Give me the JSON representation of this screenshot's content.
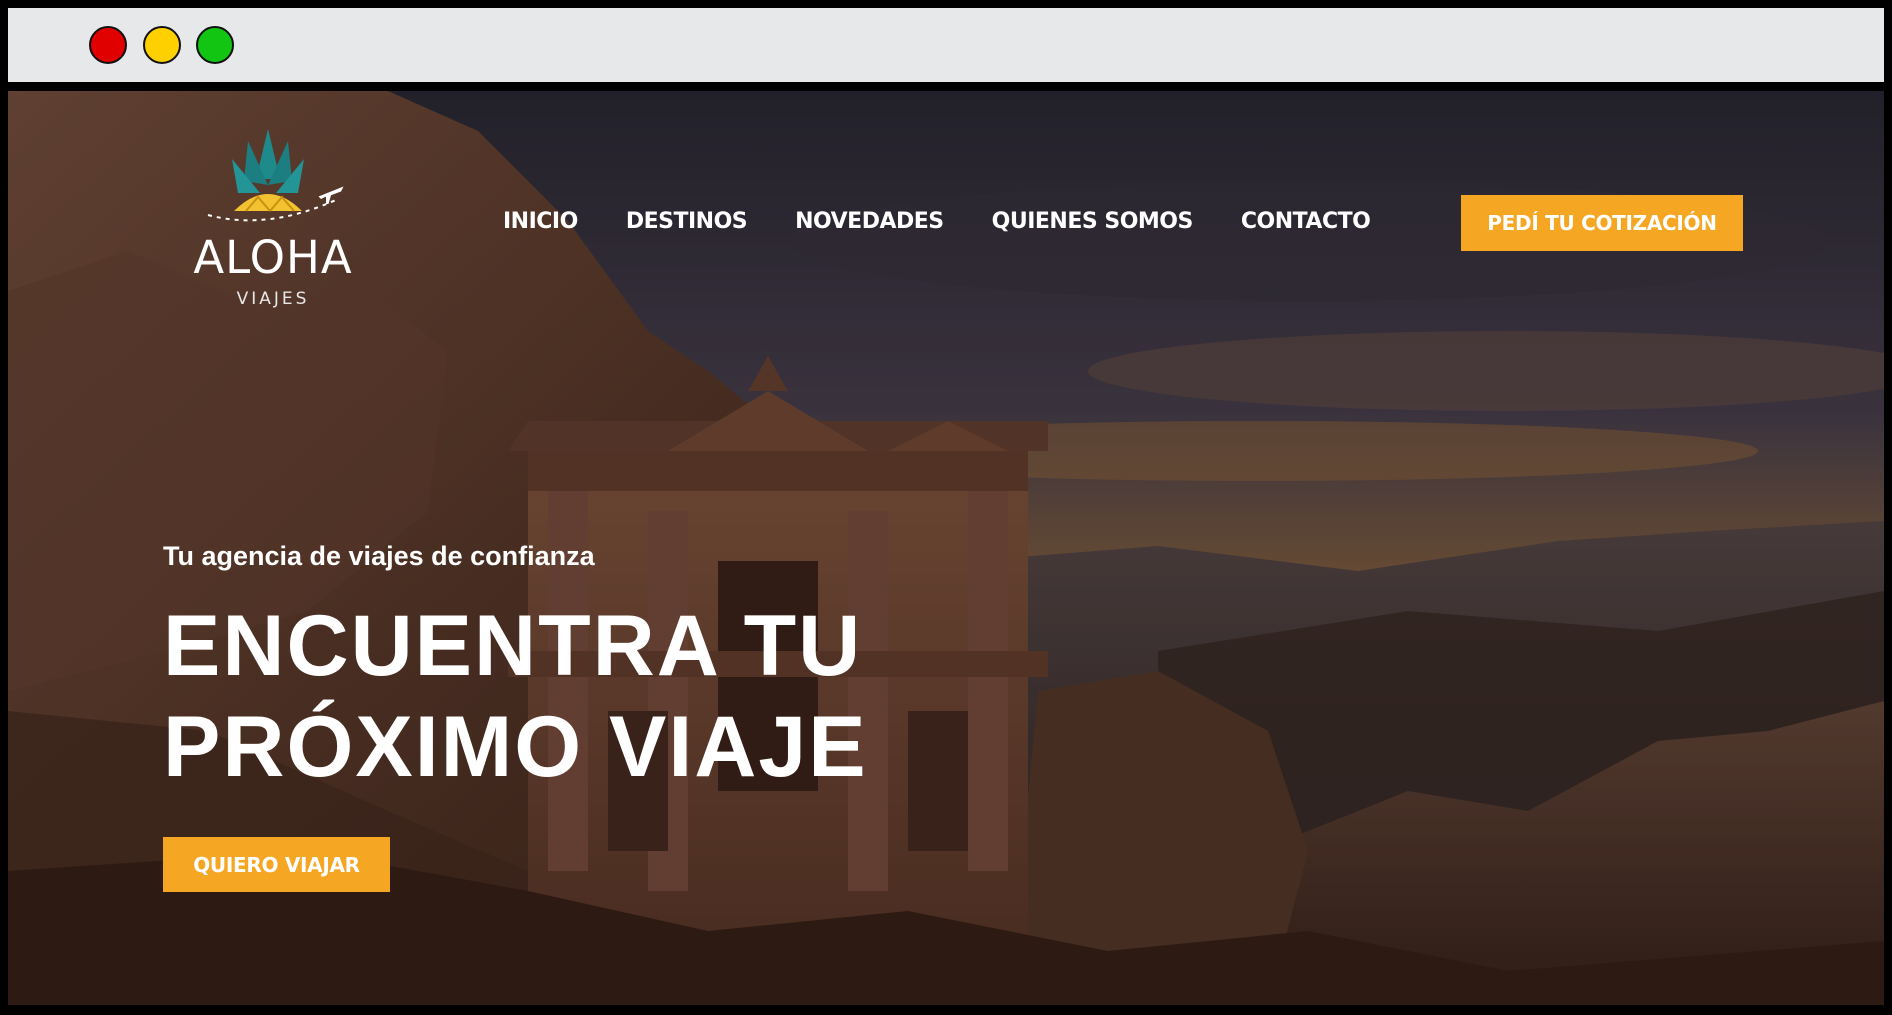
{
  "window": {
    "controls": [
      "close",
      "minimize",
      "maximize"
    ]
  },
  "brand": {
    "name": "ALOHA",
    "subtitle": "VIAJES"
  },
  "nav": {
    "items": [
      {
        "label": "INICIO"
      },
      {
        "label": "DESTINOS"
      },
      {
        "label": "NOVEDADES"
      },
      {
        "label": "QUIENES SOMOS"
      },
      {
        "label": "CONTACTO"
      }
    ],
    "cta_label": "PEDÍ TU COTIZACIÓN"
  },
  "hero": {
    "tagline": "Tu agencia de viajes de confianza",
    "headline_line1": "ENCUENTRA TU",
    "headline_line2": "PRÓXIMO VIAJE",
    "cta_label": "QUIERO VIAJAR"
  },
  "colors": {
    "accent": "#f5a623",
    "titlebar": "#e7e8ea",
    "logo_leaf": "#1f8a8c",
    "logo_fruit": "#f2c230"
  },
  "icons": {
    "airplane": "airplane-icon",
    "pineapple": "pineapple-logo-icon"
  }
}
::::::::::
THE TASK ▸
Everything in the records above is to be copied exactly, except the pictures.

SOLUTION FOR THIS TASK ▸
Give me the JSON representation of this screenshot's content.
{
  "window": {
    "controls": [
      "close",
      "minimize",
      "maximize"
    ]
  },
  "brand": {
    "name": "ALOHA",
    "subtitle": "VIAJES"
  },
  "nav": {
    "items": [
      {
        "label": "INICIO"
      },
      {
        "label": "DESTINOS"
      },
      {
        "label": "NOVEDADES"
      },
      {
        "label": "QUIENES SOMOS"
      },
      {
        "label": "CONTACTO"
      }
    ],
    "cta_label": "PEDÍ TU COTIZACIÓN"
  },
  "hero": {
    "tagline": "Tu agencia de viajes de confianza",
    "headline_line1": "ENCUENTRA TU",
    "headline_line2": "PRÓXIMO VIAJE",
    "cta_label": "QUIERO VIAJAR"
  },
  "colors": {
    "accent": "#f5a623",
    "titlebar": "#e7e8ea",
    "logo_leaf": "#1f8a8c",
    "logo_fruit": "#f2c230"
  },
  "icons": {
    "airplane": "airplane-icon",
    "pineapple": "pineapple-logo-icon"
  }
}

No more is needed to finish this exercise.